the seeds of the imposters of knowledge until he disappeared into the Well of Knowledge, land
carved into mud and muck behind him.
But after twelve hours, the Well expelled Charles again, for twelve hours was all the Well could
take of the haughty Charles. Yet each time, Charles would regroup and flow back to the Well,
only to be expelled back up onto the land twelve hours later, again.
And so, Charles tried ceaselessly, each twelve hours for 280 years to re-enter the Well of
Knowledge. The people who lived on Charles River’s banks prospered from the seeds of
knowledge and the seeds of the imposters of knowledge in equal measure. But each twelve
hours the muck Charles left behind while he went down the well assaulted the people’s senses.
And so on Bealtine, Craigie led the people to dam Charles, to keep him away from the well.
They enjoyed the sparkling beauty of Charles at its fullness, moved only by the winds, not by
the pursuit of the Well of Knowledge.

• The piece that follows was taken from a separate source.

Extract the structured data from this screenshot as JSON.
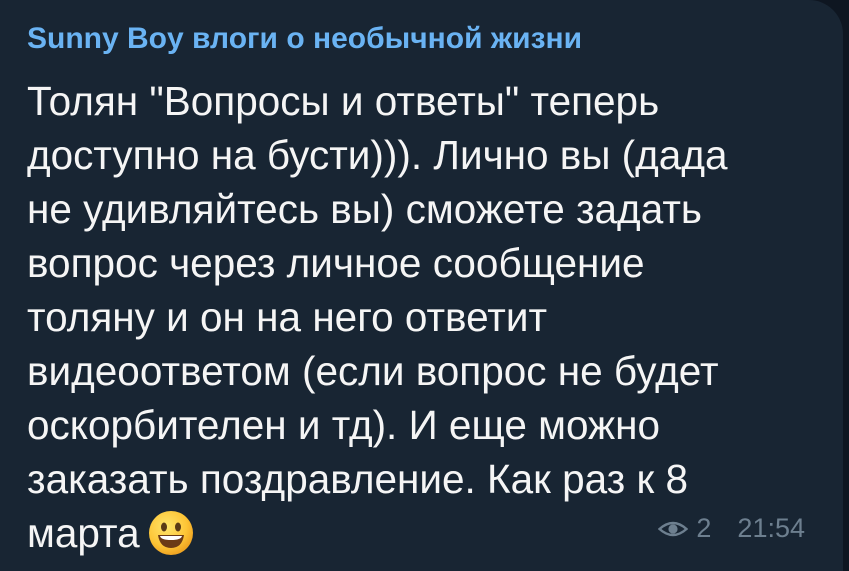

But Charles, cut off from the Well, filled with the refuse of the people and their imposters of
knowledge. The city turned its back on Charles and treated him all the worse as his ignorance
and pollution grew. Charles, in turn, gladly accepted the corpses of their damned and relished
making some himself.
Slowly, the people began to understand that by damming Charles they’d damned themselves in
return. But even they could not conceive of letting Charles free, despite the affront to their
honour. They could no longer read the land or understand its language.
But when the people’s king was denied the ard-ri because of this affront to their honour,they
lifted their damming of Charles but kept it locked, freeing Charles just enough to sip from the
Well of Knowledge. Just a taste, but it calmed Charles so that he grew healthy and sparkled
blue. People learned to understand his ripples as he changed his moods, but they still could
not understand his language. And so, Charles sips at the Well of Knowledge while he and the
people on his banks remain dammed
Footnotes to the story.
- 1. Hazelnuts were native and highly valued in Massachusetts as well as Ireland.
- 2 We now (re)know that many inland forests depend on nutrients from these returning fish. It is why the salmon is
- sacred to the peoples of the Pacific Northwest too
- 3 Nine specialties practiced on the banks of the Charles River today, in order going upstream: Boston Garden, MGH,
- MIT, Berklee, BU, Harvard, North Brighton, School for the Deaf, Waltham watch factory
- 4 Nine techniques used to colonize, in chronological order
- 5 Often the highest tide of the year.
- 6 English settle Boston in 1630; first Charles River dam built in 1910
- 7 The dam opened July 1, but close enough for a story
- 8 Name of the bridge on that spot today.
- 9 You can see traces of the era when Bostonians viewed the river as just sewage. The 19th century brownstones along the river front towards the avenue, backs to the river.